- If you spot any discrepancies on your tax card, discuss them with the assessor immediately and ask him or her to amend the error or schedule a re-evaluation. You may be able to reduce your tax burden, as even a small mistake can add up to a significant amount.
- Research data on neighboring properties
- While at the local tax assessor’s office, you may want to spend some time viewing tax cards for your neighbors’ properties and other surrounding homes; this is public information. Dissimilarities between your and nearby properties may also be an opportunity to request a discount, and reap substantial savings.
- Research entire residential areas online; a number of real estate information providers list average home prices and conditions for individual developments.
- Limit your property updates to curb appeal
- Structural modifications, including swimming pools and decks, can increase property tax levels. If you want to lower your taxes, you may not want to make too many value-appreciating improvements to your residential lot.
If you are a first-time homebuyer, it’s important to consider property taxes and the cost of general upkeep when you are calculating how much you can afford.
Freedom Mortgage can help you determine the amount of home financing for which you may qualify. For more information about mortgages and loan types, including FHA loans, VA loans and conventional mortgages, visit www.freedommortgage.com.
*For specific advice on taxes, consult your financial advisor or tax accountant.
Latest posts by ChuckM (see all)
- A Millennial Guide to Buying Your First Home - January 4, 2017

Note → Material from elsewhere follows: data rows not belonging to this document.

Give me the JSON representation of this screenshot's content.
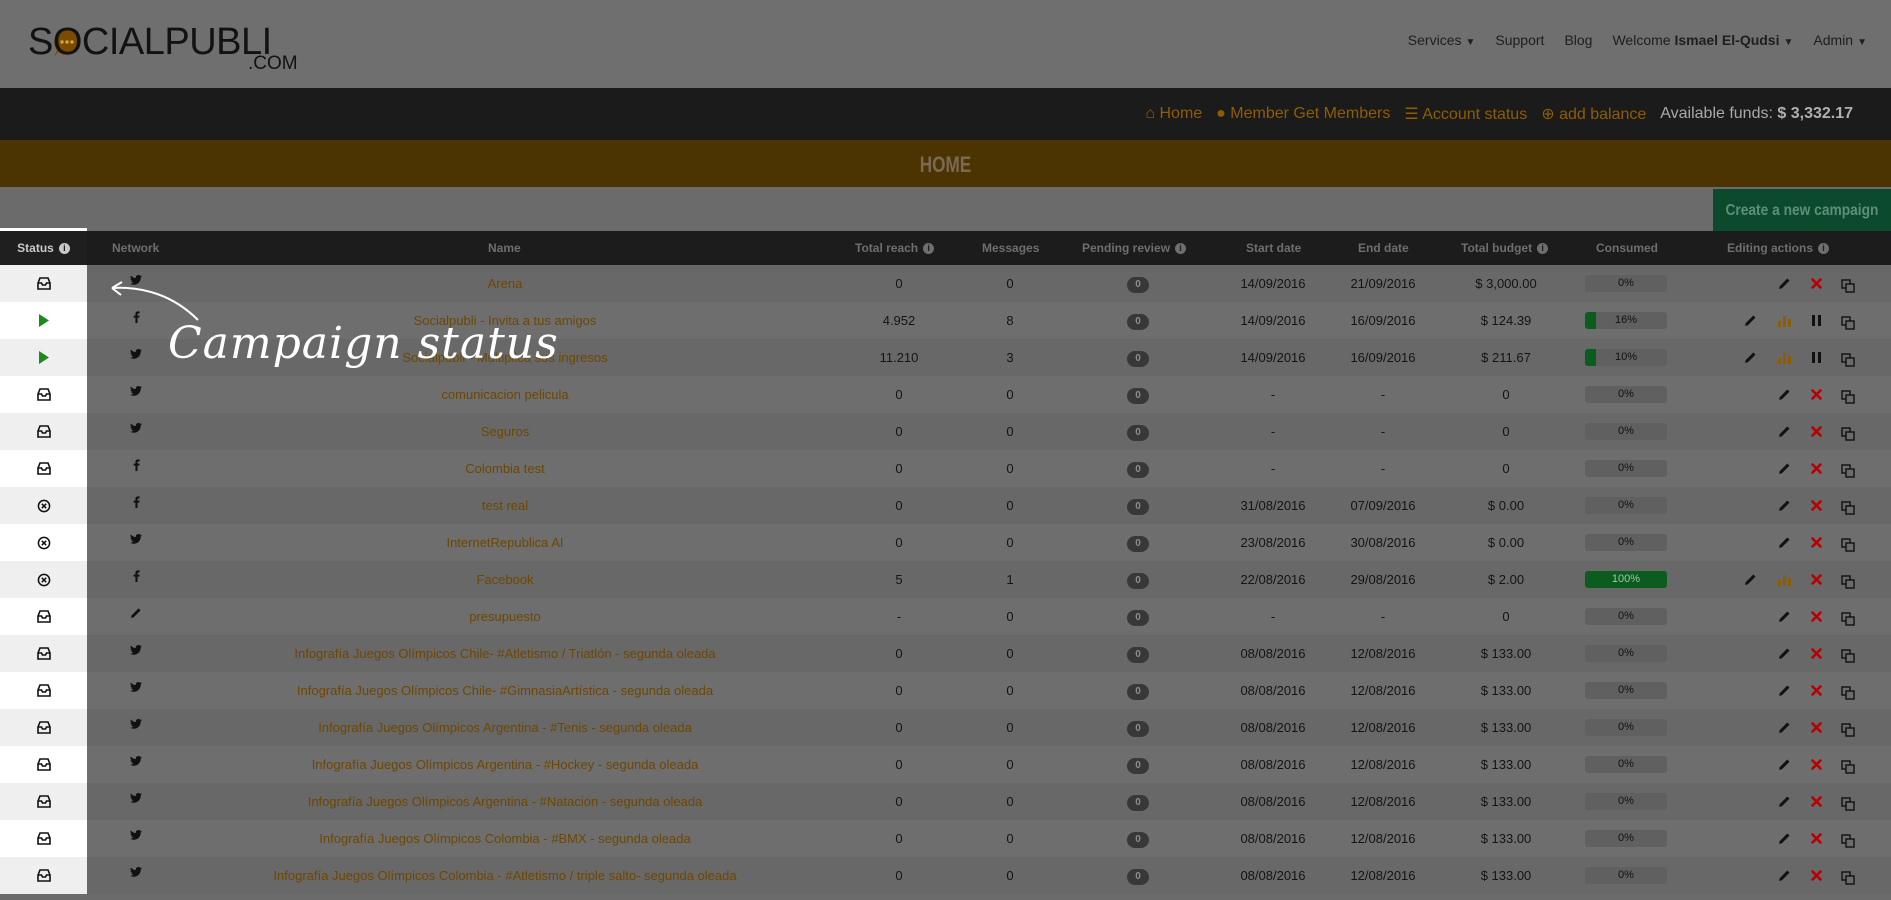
{
  "brand": {
    "logo_main": "SOCIALPUBLI",
    "logo_sub": ".COM"
  },
  "topnav": {
    "services": "Services",
    "support": "Support",
    "blog": "Blog",
    "welcome": "Welcome",
    "user": "Ismael El-Qudsi",
    "admin": "Admin"
  },
  "subnav": {
    "home": "Home",
    "member_get_members": "Member Get Members",
    "account_status": "Account status",
    "add_balance": "add balance",
    "funds_label": "Available funds:",
    "funds_value": "$ 3,332.17"
  },
  "page_title": "HOME",
  "create_button": "Create a new campaign",
  "table": {
    "headers": {
      "status": "Status",
      "network": "Network",
      "name": "Name",
      "total_reach": "Total reach",
      "messages": "Messages",
      "pending_review": "Pending review",
      "start_date": "Start date",
      "end_date": "End date",
      "total_budget": "Total budget",
      "consumed": "Consumed",
      "editing_actions": "Editing actions"
    },
    "rows": [
      {
        "status": "draft",
        "network": "twitter",
        "name": "Arena",
        "reach": "0",
        "messages": "0",
        "pending": "0",
        "start": "14/09/2016",
        "end": "21/09/2016",
        "budget": "$ 3,000.00",
        "consumed": "0%",
        "consumed_frac": 0,
        "actions": "edit"
      },
      {
        "status": "running",
        "network": "facebook",
        "name": "Socialpubli - Invita a tus amigos",
        "reach": "4.952",
        "messages": "8",
        "pending": "0",
        "start": "14/09/2016",
        "end": "16/09/2016",
        "budget": "$ 124.39",
        "consumed": "16%",
        "consumed_frac": 0.16,
        "actions": "live"
      },
      {
        "status": "running",
        "network": "twitter",
        "name": "Socialpubli - Multiplica sus ingresos",
        "reach": "11.210",
        "messages": "3",
        "pending": "0",
        "start": "14/09/2016",
        "end": "16/09/2016",
        "budget": "$ 211.67",
        "consumed": "10%",
        "consumed_frac": 0.1,
        "actions": "live"
      },
      {
        "status": "draft",
        "network": "twitter",
        "name": "comunicacion pelicula",
        "reach": "0",
        "messages": "0",
        "pending": "0",
        "start": "-",
        "end": "-",
        "budget": "0",
        "consumed": "0%",
        "consumed_frac": 0,
        "actions": "edit"
      },
      {
        "status": "draft",
        "network": "twitter",
        "name": "Seguros",
        "reach": "0",
        "messages": "0",
        "pending": "0",
        "start": "-",
        "end": "-",
        "budget": "0",
        "consumed": "0%",
        "consumed_frac": 0,
        "actions": "edit"
      },
      {
        "status": "draft",
        "network": "facebook",
        "name": "Colombia test",
        "reach": "0",
        "messages": "0",
        "pending": "0",
        "start": "-",
        "end": "-",
        "budget": "0",
        "consumed": "0%",
        "consumed_frac": 0,
        "actions": "edit"
      },
      {
        "status": "cancelled",
        "network": "facebook",
        "name": "test real",
        "reach": "0",
        "messages": "0",
        "pending": "0",
        "start": "31/08/2016",
        "end": "07/09/2016",
        "budget": "$ 0.00",
        "consumed": "0%",
        "consumed_frac": 0,
        "actions": "edit"
      },
      {
        "status": "cancelled",
        "network": "twitter",
        "name": "InternetRepublica AI",
        "reach": "0",
        "messages": "0",
        "pending": "0",
        "start": "23/08/2016",
        "end": "30/08/2016",
        "budget": "$ 0.00",
        "consumed": "0%",
        "consumed_frac": 0,
        "actions": "edit"
      },
      {
        "status": "cancelled",
        "network": "facebook",
        "name": "Facebook",
        "reach": "5",
        "messages": "1",
        "pending": "0",
        "start": "22/08/2016",
        "end": "29/08/2016",
        "budget": "$ 2.00",
        "consumed": "100%",
        "consumed_frac": 1,
        "actions": "stats"
      },
      {
        "status": "draft",
        "network": "pencil",
        "name": "presupuesto",
        "reach": "-",
        "messages": "0",
        "pending": "0",
        "start": "-",
        "end": "-",
        "budget": "0",
        "consumed": "0%",
        "consumed_frac": 0,
        "actions": "edit"
      },
      {
        "status": "draft",
        "network": "twitter",
        "name": "Infografía Juegos Olímpicos Chile- #Atletismo / Triatlón - segunda oleada",
        "reach": "0",
        "messages": "0",
        "pending": "0",
        "start": "08/08/2016",
        "end": "12/08/2016",
        "budget": "$ 133.00",
        "consumed": "0%",
        "consumed_frac": 0,
        "actions": "edit"
      },
      {
        "status": "draft",
        "network": "twitter",
        "name": "Infografía Juegos Olímpicos Chile- #GimnasiaArtística - segunda oleada",
        "reach": "0",
        "messages": "0",
        "pending": "0",
        "start": "08/08/2016",
        "end": "12/08/2016",
        "budget": "$ 133.00",
        "consumed": "0%",
        "consumed_frac": 0,
        "actions": "edit"
      },
      {
        "status": "draft",
        "network": "twitter",
        "name": "Infografía Juegos Olímpicos Argentina - #Tenis - segunda oleada",
        "reach": "0",
        "messages": "0",
        "pending": "0",
        "start": "08/08/2016",
        "end": "12/08/2016",
        "budget": "$ 133.00",
        "consumed": "0%",
        "consumed_frac": 0,
        "actions": "edit"
      },
      {
        "status": "draft",
        "network": "twitter",
        "name": "Infografía Juegos Olímpicos Argentina - #Hockey - segunda oleada",
        "reach": "0",
        "messages": "0",
        "pending": "0",
        "start": "08/08/2016",
        "end": "12/08/2016",
        "budget": "$ 133.00",
        "consumed": "0%",
        "consumed_frac": 0,
        "actions": "edit"
      },
      {
        "status": "draft",
        "network": "twitter",
        "name": "Infografía Juegos Olímpicos Argentina - #Natacion - segunda oleada",
        "reach": "0",
        "messages": "0",
        "pending": "0",
        "start": "08/08/2016",
        "end": "12/08/2016",
        "budget": "$ 133.00",
        "consumed": "0%",
        "consumed_frac": 0,
        "actions": "edit"
      },
      {
        "status": "draft",
        "network": "twitter",
        "name": "Infografía Juegos Olímpicos Colombia - #BMX - segunda oleada",
        "reach": "0",
        "messages": "0",
        "pending": "0",
        "start": "08/08/2016",
        "end": "12/08/2016",
        "budget": "$ 133.00",
        "consumed": "0%",
        "consumed_frac": 0,
        "actions": "edit"
      },
      {
        "status": "draft",
        "network": "twitter",
        "name": "Infografía Juegos Olímpicos Colombia - #Atletismo / triple salto- segunda oleada",
        "reach": "0",
        "messages": "0",
        "pending": "0",
        "start": "08/08/2016",
        "end": "12/08/2016",
        "budget": "$ 133.00",
        "consumed": "0%",
        "consumed_frac": 0,
        "actions": "edit"
      }
    ]
  },
  "annotation": {
    "text": "Campaign status"
  },
  "colors": {
    "accent": "#8e5c02",
    "green": "#0c5b1f",
    "red": "#b80000",
    "status_running": "#1e8a1e"
  }
}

- Getting to the Truth: Top Mortgage Misconceptions and Facts - December 28, 2016
- What Are the Most Common Reasons Why People Get Turned Down for Loans? - December 14, 2016